▶ [RECORDED DATA]:

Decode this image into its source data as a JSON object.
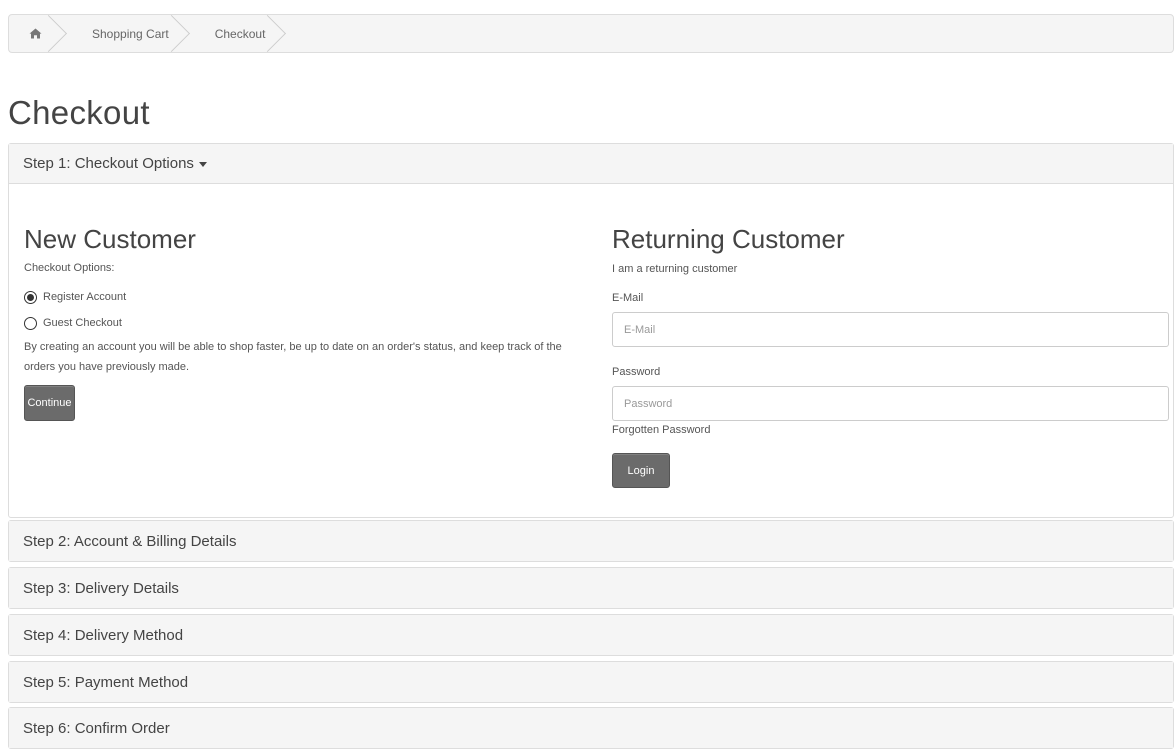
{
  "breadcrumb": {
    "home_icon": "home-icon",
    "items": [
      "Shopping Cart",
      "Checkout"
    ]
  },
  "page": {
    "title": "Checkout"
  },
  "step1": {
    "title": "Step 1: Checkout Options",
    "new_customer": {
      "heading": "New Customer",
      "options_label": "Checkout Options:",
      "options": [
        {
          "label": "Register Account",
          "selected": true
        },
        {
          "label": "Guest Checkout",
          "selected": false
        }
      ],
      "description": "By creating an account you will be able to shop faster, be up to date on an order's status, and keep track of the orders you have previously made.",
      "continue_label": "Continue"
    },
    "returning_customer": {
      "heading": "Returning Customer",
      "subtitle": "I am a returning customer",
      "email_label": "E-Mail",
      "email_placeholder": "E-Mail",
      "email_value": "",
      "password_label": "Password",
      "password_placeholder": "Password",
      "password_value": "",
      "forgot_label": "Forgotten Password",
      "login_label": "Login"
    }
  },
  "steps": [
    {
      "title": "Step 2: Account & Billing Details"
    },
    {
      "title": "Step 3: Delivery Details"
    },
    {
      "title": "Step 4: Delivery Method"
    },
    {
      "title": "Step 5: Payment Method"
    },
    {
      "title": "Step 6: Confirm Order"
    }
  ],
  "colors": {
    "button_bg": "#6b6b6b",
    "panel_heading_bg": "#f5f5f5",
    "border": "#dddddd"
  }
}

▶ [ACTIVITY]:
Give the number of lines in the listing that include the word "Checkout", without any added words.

▶ [YOUR SOLUTION]:
5